Dead Man’s Shoes is one of those DVDs that has been sitting on my shelves for years. Honestly, I could have had this film for close to ten years without watching it. Now I finally have and boy was it an intense but great viewing experience that I don’t think I’ll want to repeat anytime soon.
Paddy Considine is just fantastic. The fact he’s nearly always calm and measured when talking to people means he’s unsettling and threatening but you can’t quite put your finger on what it is exactly about him that makes you feel this way. He has all this bottled up rage, just simmering underneath the surface and the moment when you can see the rage in his eyes you know someone is about to suffer.
Toby Kebbell also does a great job portraying Anthony who is a bit simple, naïve and trusting. It’s hard for actors and scripts to portray this kind of role well and realistically, without becoming an insensitive cliché but Kebbell manages it.
What really pulled me in was the dialogue. The script is great as all the dialogue between the gang members especially feels natural and conversational and the actors’ performances are naturalistic too. Perhaps I shouldn’t be too surprised by that as it’s a Shane Meadows film and he is a director who can get natural and engaging performances from his casts. You definitely don’t feel sorry for the gang members as Richard gives them a taste of their own medicine but it’s easy to feel caught up in their desperate bid to survive even when everything is falling apart around them.
While it’s clear they are horrible people, Dead Man’s Shoes treads a fine line to begin with as Richard’s brand of justice almost seems disproportionate to what we see happened to Anthony in black and white flashbacks. But as his quest for revenge continues, we see more and more of what Anthony went through is revealed you start to wonder if there’s a limit to the violence Richard is willing to dish out.
Dead Man’s Shoes is brutal and intense and a very well-made film.
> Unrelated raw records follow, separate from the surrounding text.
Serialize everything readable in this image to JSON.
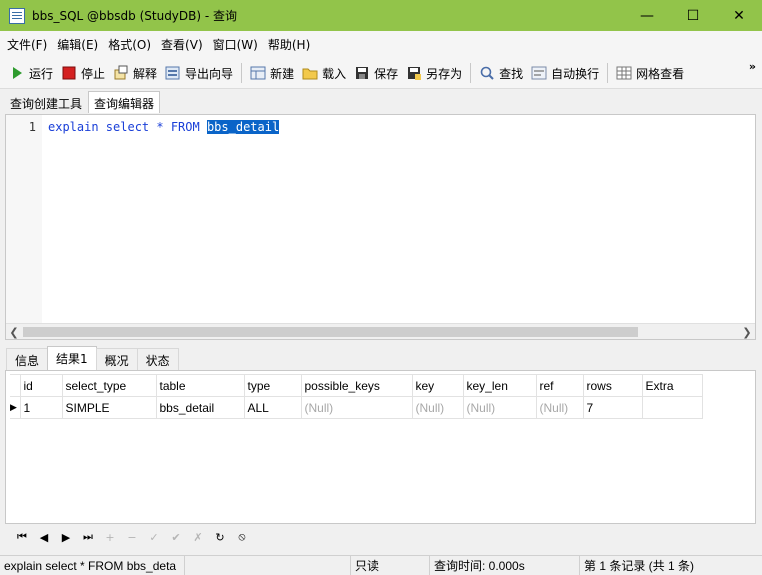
{
  "window": {
    "title": "bbs_SQL @bbsdb (StudyDB) - 查询"
  },
  "menu": [
    "文件(F)",
    "编辑(E)",
    "格式(O)",
    "查看(V)",
    "窗口(W)",
    "帮助(H)"
  ],
  "toolbar": {
    "run": "运行",
    "stop": "停止",
    "explain": "解释",
    "export": "导出向导",
    "new": "新建",
    "load": "载入",
    "save": "保存",
    "saveas": "另存为",
    "find": "查找",
    "wrap": "自动换行",
    "grid": "网格查看"
  },
  "subtabs": [
    "查询创建工具",
    "查询编辑器"
  ],
  "editor": {
    "line_number": "1",
    "code_prefix": "explain select * FROM ",
    "code_selected": "bbs_detail"
  },
  "result_tabs": [
    "信息",
    "结果1",
    "概况",
    "状态"
  ],
  "result": {
    "columns": [
      "id",
      "select_type",
      "table",
      "type",
      "possible_keys",
      "key",
      "key_len",
      "ref",
      "rows",
      "Extra"
    ],
    "row": [
      "1",
      "SIMPLE",
      "bbs_detail",
      "ALL",
      "(Null)",
      "(Null)",
      "(Null)",
      "(Null)",
      "7",
      ""
    ]
  },
  "status": {
    "sql": "explain select * FROM bbs_deta",
    "mode": "只读",
    "time": "查询时间: 0.000s",
    "records": "第 1 条记录 (共 1 条)"
  },
  "colors": {
    "titlebar": "#92c44a",
    "selection": "#0a64c8",
    "keyword": "#1a3fd8"
  }
}
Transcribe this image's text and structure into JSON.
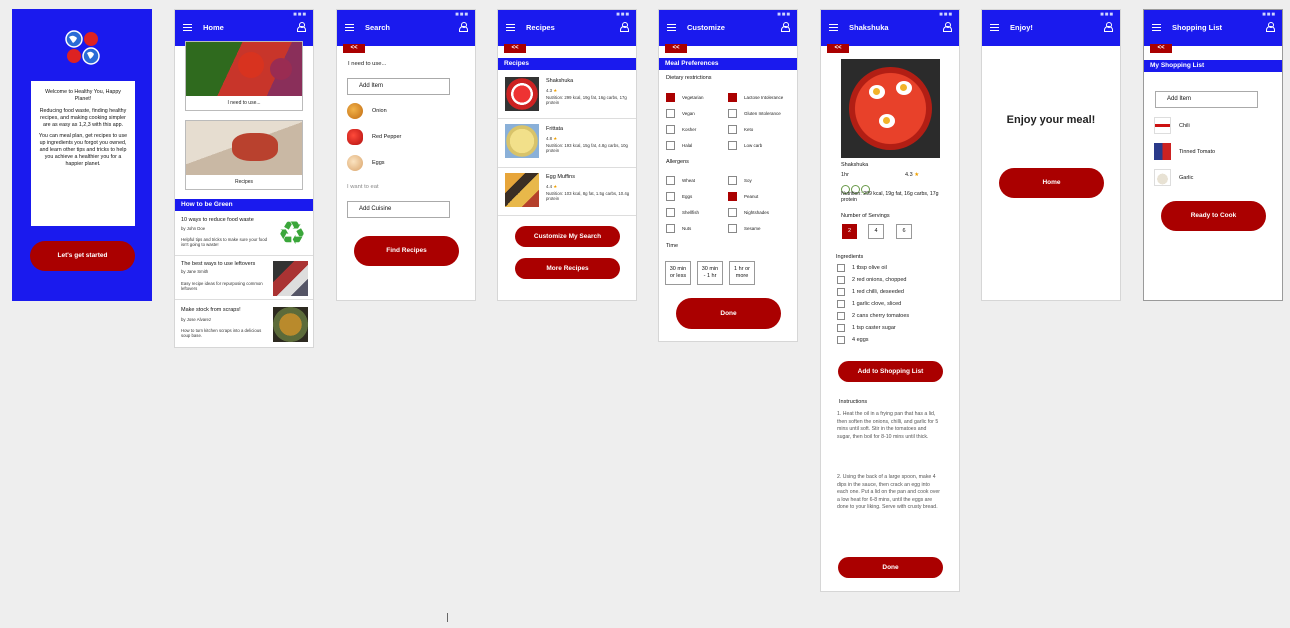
{
  "welcome": {
    "text1": "Welcome to Healthy You, Happy Planet!",
    "text2": "Reducing food waste, finding healthy recipes, and making cooking simpler are as easy as 1,2,3 with this app.",
    "text3": "You can meal plan, get recipes to use up ingredients you forgot you owned, and learn other tips and tricks to help you achieve a healthier you for a happier planet.",
    "cta": "Let's get started"
  },
  "home": {
    "title": "Home",
    "card1": "I need to use...",
    "card2": "Recipes",
    "section": "How to be Green",
    "articles": [
      {
        "title": "10 ways to reduce food waste",
        "author": "by John Doe",
        "desc": "Helpful tips and tricks to make sure your food isn't going to waste!"
      },
      {
        "title": "The best ways to use leftovers",
        "author": "by Jane Smith",
        "desc": "Easy recipe ideas for repurposing common leftovers"
      },
      {
        "title": "Make stock from scraps!",
        "author": "by Jose Alvarez",
        "desc": "How to turn kitchen scraps into a delicious soup base."
      }
    ]
  },
  "search": {
    "title": "Search",
    "back": "<<",
    "need_label": "I need to use...",
    "add_item": "Add Item",
    "items": [
      "Onion",
      "Red Pepper",
      "Eggs"
    ],
    "want_label": "I want to eat",
    "add_cuisine": "Add Cuisine",
    "find": "Find Recipes"
  },
  "recipes": {
    "title": "Recipes",
    "back": "<<",
    "band": "Recipes",
    "list": [
      {
        "name": "Shakshuka",
        "rating": "4.3",
        "star": "★",
        "nutrition": "Nutrition: 299 kcal, 19g fat, 16g carbs, 17g protein"
      },
      {
        "name": "Frittata",
        "rating": "4.8",
        "star": "★",
        "nutrition": "Nutrition: 193 kcal, 15g fat, 4.8g carbs, 10g protein"
      },
      {
        "name": "Egg Muffins",
        "rating": "4.4",
        "star": "★",
        "nutrition": "Nutrition: 103 kcal, 8g fat, 1.5g carbs, 10.4g protein"
      }
    ],
    "customize": "Customize My Search",
    "more": "More Recipes"
  },
  "customize": {
    "title": "Customize",
    "back": "<<",
    "band": "Meal Preferences",
    "dietary": "Dietary restrictions",
    "diet": [
      {
        "label": "Vegetarian",
        "on": true
      },
      {
        "label": "Lactose Intolerance",
        "on": true
      },
      {
        "label": "Vegan",
        "on": false
      },
      {
        "label": "Gluten Intolerance",
        "on": false
      },
      {
        "label": "Kosher",
        "on": false
      },
      {
        "label": "Keto",
        "on": false
      },
      {
        "label": "Halal",
        "on": false
      },
      {
        "label": "Low carb",
        "on": false
      }
    ],
    "allergens": "Allergens",
    "allergy": [
      {
        "label": "Wheat",
        "on": false
      },
      {
        "label": "Soy",
        "on": false
      },
      {
        "label": "Eggs",
        "on": false
      },
      {
        "label": "Peanut",
        "on": true
      },
      {
        "label": "Shellfish",
        "on": false
      },
      {
        "label": "Nightshades",
        "on": false
      },
      {
        "label": "Nuts",
        "on": false
      },
      {
        "label": "Sesame",
        "on": false
      }
    ],
    "time": "Time",
    "times": [
      [
        "30 min",
        "or less"
      ],
      [
        "30 min",
        "- 1 hr"
      ],
      [
        "1 hr or",
        "more"
      ]
    ],
    "done": "Done"
  },
  "detail": {
    "title": "Shakshuka",
    "back": "<<",
    "name": "Shakshuka",
    "time": "1hr",
    "rating": "4.3",
    "star": "★",
    "nutrition": "Nutrition: 299 kcal, 19g fat, 16g carbs, 17g protein",
    "servings_label": "Number of Servings",
    "servings": [
      "2",
      "4",
      "6"
    ],
    "ingredients_label": "Ingredients",
    "ingredients": [
      "1 tbsp olive oil",
      "2 red onions, chopped",
      "1 red chilli, deseeded",
      "1 garlic clove, sliced",
      "2 cans cherry tomatoes",
      "1 tsp caster sugar",
      "4 eggs"
    ],
    "add": "Add to Shopping List",
    "instructions_label": "Instructions",
    "step1": "1.    Heat the oil in a frying pan that has a lid, then soften the onions, chilli, and garlic for 5 mins until soft. Stir in the tomatoes and sugar, then boil for 8-10 mins until thick.",
    "step2": "2.    Using the back of a large spoon, make 4 dips in the sauce, then crack an egg into each one. Put a lid on the pan and cook over a low heat for 6-8 mins, until the eggs are done to your liking. Serve with crusty bread.",
    "done": "Done"
  },
  "enjoy": {
    "title": "Enjoy!",
    "message": "Enjoy your meal!",
    "home": "Home"
  },
  "shopping": {
    "title": "Shopping List",
    "back": "<<",
    "band": "My Shopping List",
    "add_item": "Add Item",
    "items": [
      "Chili",
      "Tinned Tomato",
      "Garlic"
    ],
    "ready": "Ready to Cook"
  },
  "colors": {
    "blue": "#1a1aee",
    "red": "#aa0000"
  }
}
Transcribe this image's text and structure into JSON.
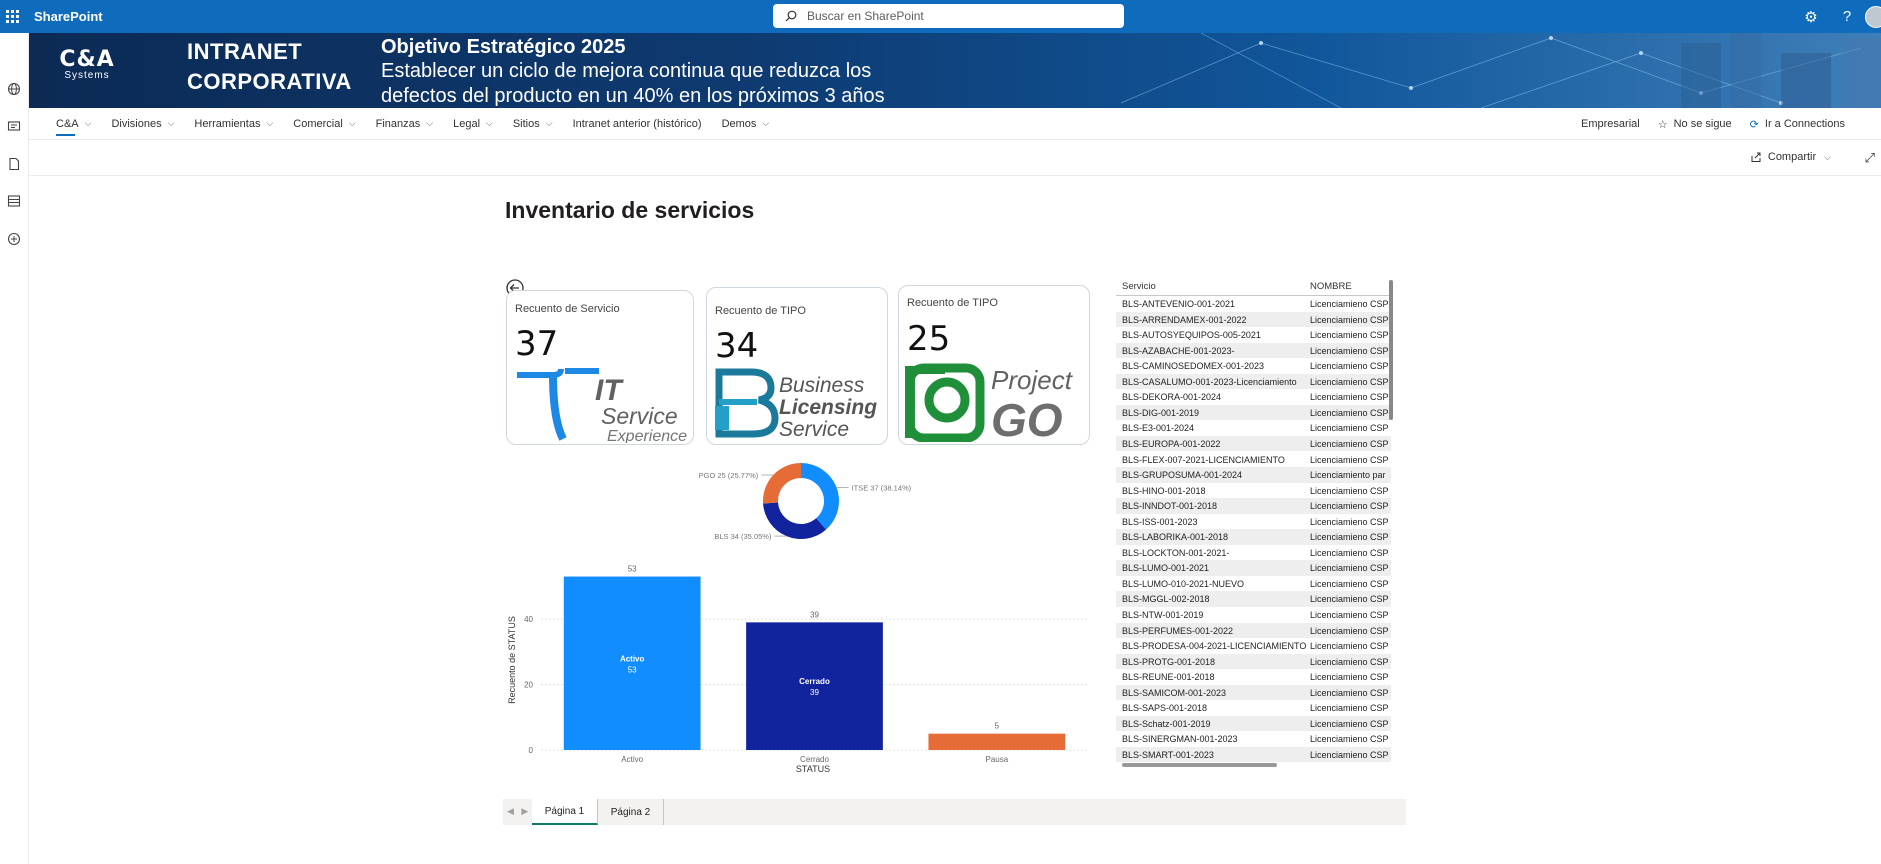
{
  "suite": {
    "app_name": "SharePoint",
    "search_placeholder": "Buscar en SharePoint"
  },
  "banner": {
    "logo_main": "C&A",
    "logo_sub": "Systems",
    "intranet_line1": "INTRANET",
    "intranet_line2": "CORPORATIVA",
    "objective_title": "Objetivo Estratégico 2025",
    "objective_line1": "Establecer un ciclo de mejora continua que reduzca los",
    "objective_line2": "defectos del producto en un 40% en los próximos 3 años"
  },
  "nav": {
    "items": [
      {
        "label": "C&A"
      },
      {
        "label": "Divisiones"
      },
      {
        "label": "Herramientas"
      },
      {
        "label": "Comercial"
      },
      {
        "label": "Finanzas"
      },
      {
        "label": "Legal"
      },
      {
        "label": "Sitios"
      },
      {
        "label": "Intranet anterior (histórico)"
      },
      {
        "label": "Demos"
      }
    ],
    "right": {
      "empresarial": "Empresarial",
      "follow": "No se sigue",
      "connections": "Ir a Connections"
    }
  },
  "command": {
    "share": "Compartir"
  },
  "page": {
    "title": "Inventario de servicios"
  },
  "cards": [
    {
      "label": "Recuento de Servicio",
      "value": "37",
      "logo_line1": "IT",
      "logo_line2": "Service",
      "logo_line3": "Experience"
    },
    {
      "label": "Recuento de TIPO",
      "value": "34",
      "logo_line1": "Business",
      "logo_line2": "Licensing",
      "logo_line3": "Service"
    },
    {
      "label": "Recuento de TIPO",
      "value": "25",
      "logo_line1": "Project",
      "logo_line2": "GO"
    }
  ],
  "chart_data": [
    {
      "type": "pie",
      "variant": "donut",
      "categories": [
        "ITSE",
        "BLS",
        "PGO"
      ],
      "values": [
        37,
        34,
        25
      ],
      "percent_labels": [
        "ITSE 37 (38.14%)",
        "BLS 34 (35.05%)",
        "PGO 25 (25.77%)"
      ],
      "colors": [
        "#118dff",
        "#12239e",
        "#e66c37"
      ]
    },
    {
      "type": "bar",
      "categories": [
        "Activo",
        "Cerrado",
        "Pausa"
      ],
      "values": [
        53,
        39,
        5
      ],
      "colors": [
        "#118dff",
        "#12239e",
        "#e66c37"
      ],
      "xlabel": "STATUS",
      "ylabel": "Recuento de STATUS",
      "yticks": [
        0,
        20,
        40
      ],
      "ylim": [
        0,
        55
      ],
      "grid": true
    }
  ],
  "table": {
    "headers": [
      "Servicio",
      "NOMBRE"
    ],
    "rows": [
      [
        "BLS-ANTEVENIO-001-2021",
        "Licenciamieno CSP"
      ],
      [
        "BLS-ARRENDAMEX-001-2022",
        "Licenciamieno CSP"
      ],
      [
        "BLS-AUTOSYEQUIPOS-005-2021",
        "Licenciamieno CSP"
      ],
      [
        "BLS-AZABACHE-001-2023-",
        "Licenciamieno CSP"
      ],
      [
        "BLS-CAMINOSEDOMEX-001-2023",
        "Licenciamieno CSP"
      ],
      [
        "BLS-CASALUMO-001-2023-Licenciamiento",
        "Licenciamieno CSP"
      ],
      [
        "BLS-DEKORA-001-2024",
        "Licenciamieno CSP"
      ],
      [
        "BLS-DIG-001-2019",
        "Licenciamieno CSP"
      ],
      [
        "BLS-E3-001-2024",
        "Licenciamieno CSP"
      ],
      [
        "BLS-EUROPA-001-2022",
        "Licenciamieno CSP"
      ],
      [
        "BLS-FLEX-007-2021-LICENCIAMIENTO",
        "Licenciamieno CSP"
      ],
      [
        "BLS-GRUPOSUMA-001-2024",
        "Licenciamiento par"
      ],
      [
        "BLS-HINO-001-2018",
        "Licenciamieno CSP"
      ],
      [
        "BLS-INNDOT-001-2018",
        "Licenciamieno CSP"
      ],
      [
        "BLS-ISS-001-2023",
        "Licenciamieno CSP"
      ],
      [
        "BLS-LABORIKA-001-2018",
        "Licenciamieno CSP"
      ],
      [
        "BLS-LOCKTON-001-2021-",
        "Licenciamieno CSP"
      ],
      [
        "BLS-LUMO-001-2021",
        "Licenciamieno CSP"
      ],
      [
        "BLS-LUMO-010-2021-NUEVO",
        "Licenciamieno CSP"
      ],
      [
        "BLS-MGGL-002-2018",
        "Licenciamieno CSP"
      ],
      [
        "BLS-NTW-001-2019",
        "Licenciamieno CSP"
      ],
      [
        "BLS-PERFUMES-001-2022",
        "Licenciamieno CSP"
      ],
      [
        "BLS-PRODESA-004-2021-LICENCIAMIENTO",
        "Licenciamieno CSP"
      ],
      [
        "BLS-PROTG-001-2018",
        "Licenciamieno CSP"
      ],
      [
        "BLS-REUNE-001-2018",
        "Licenciamieno CSP"
      ],
      [
        "BLS-SAMICOM-001-2023",
        "Licenciamieno CSP"
      ],
      [
        "BLS-SAPS-001-2018",
        "Licenciamieno CSP"
      ],
      [
        "BLS-Schatz-001-2019",
        "Licenciamieno CSP"
      ],
      [
        "BLS-SINERGMAN-001-2023",
        "Licenciamieno CSP"
      ],
      [
        "BLS-SMART-001-2023",
        "Licenciamieno CSP"
      ]
    ]
  },
  "report_tabs": [
    "Página 1",
    "Página 2"
  ],
  "colors": {
    "suite": "#0f6cbd",
    "accent": "#0f6cbd",
    "tab_active": "#117865"
  }
}
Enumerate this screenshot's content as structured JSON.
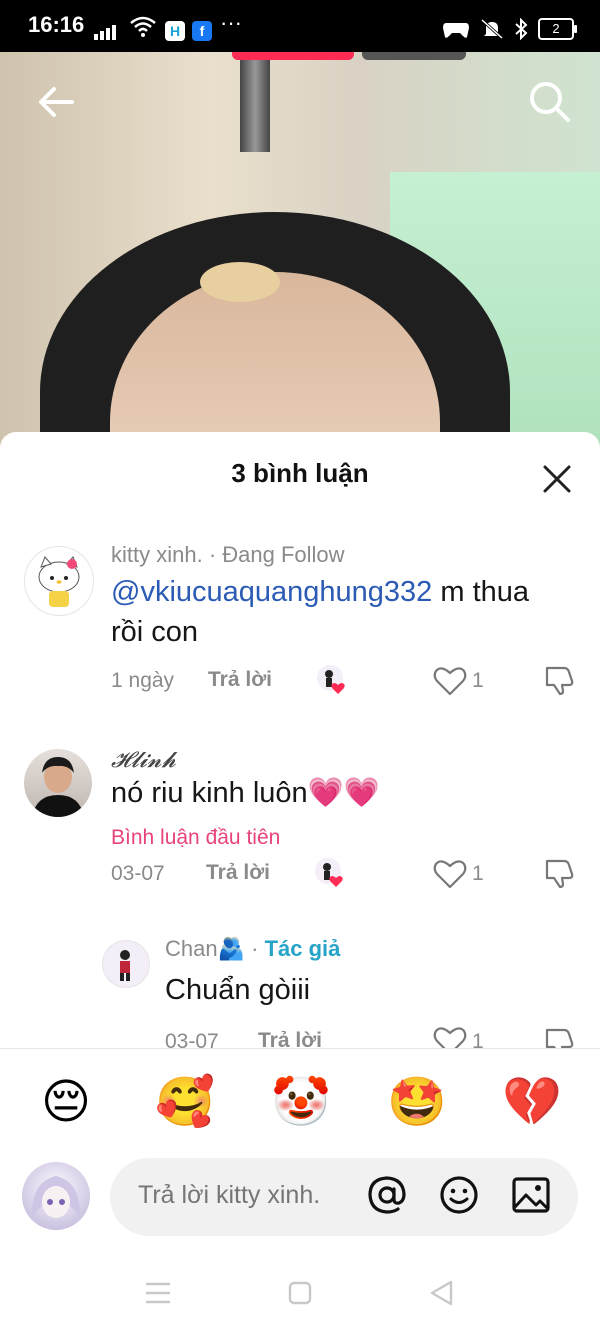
{
  "status_bar": {
    "time": "16:16",
    "app_icon_1": "H",
    "app_icon_2": "f",
    "more": "···",
    "battery": "2"
  },
  "header": {
    "back_icon": "arrow-left-icon",
    "search_icon": "search-icon"
  },
  "comments_panel": {
    "title": "3 bình luận",
    "comments": [
      {
        "username": "kitty xinh.",
        "status": " · Đang Follow",
        "mention": "@vkiucuaquanghung332",
        "text_after_mention": " m thua",
        "text_line2": "rồi con",
        "date": "1 ngày",
        "reply_label": "Trả lời",
        "likes": "1"
      },
      {
        "username": "𝓗𝓵𝓲𝓷𝓱",
        "text": "nó riu kinh luôn💗💗",
        "tag": "Bình luận đầu tiên",
        "date": "03-07",
        "reply_label": "Trả lời",
        "likes": "1"
      },
      {
        "username": "Chan🫂",
        "author_sep": " · ",
        "author_tag": "Tác giả",
        "text": "Chuẩn gòiii",
        "date": "03-07",
        "reply_label": "Trả lời",
        "likes": "1"
      }
    ]
  },
  "emoji_bar": [
    "😔",
    "🥰",
    "🤡",
    "🤩",
    "💔"
  ],
  "input": {
    "placeholder": "Trả lời kitty xinh.",
    "mention_icon": "at-icon",
    "emoji_icon": "smiley-icon",
    "image_icon": "image-icon"
  },
  "colors": {
    "accent_pink": "#fe2c55",
    "mention_blue": "#2b5bb4",
    "first_comment_pink": "#e8437d",
    "author_cyan": "#26a3c7"
  }
}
The cast is brilliant and script that feels real and honest about how strong a brother’s love can be and Considine’s powerful performance really does anchor the whole thing together. 5/5.
It’s such a good movie – and I really thought Toby Kebbell would have a outstanding career with this and a few others that came out in the next few years – but somehow, he sorta seemed to fall inbetween the cracks. As an ex-talent manager, all I could say at one point was he needed new representation! ha! But thanks for reminding me how good this film was and great review here!
Yeah, I think the first thing I saw him in was RockNRolla (which I love) and I always enjoy seeing him pop up in other films but like you thought he’d have a more prominent career than he’s had.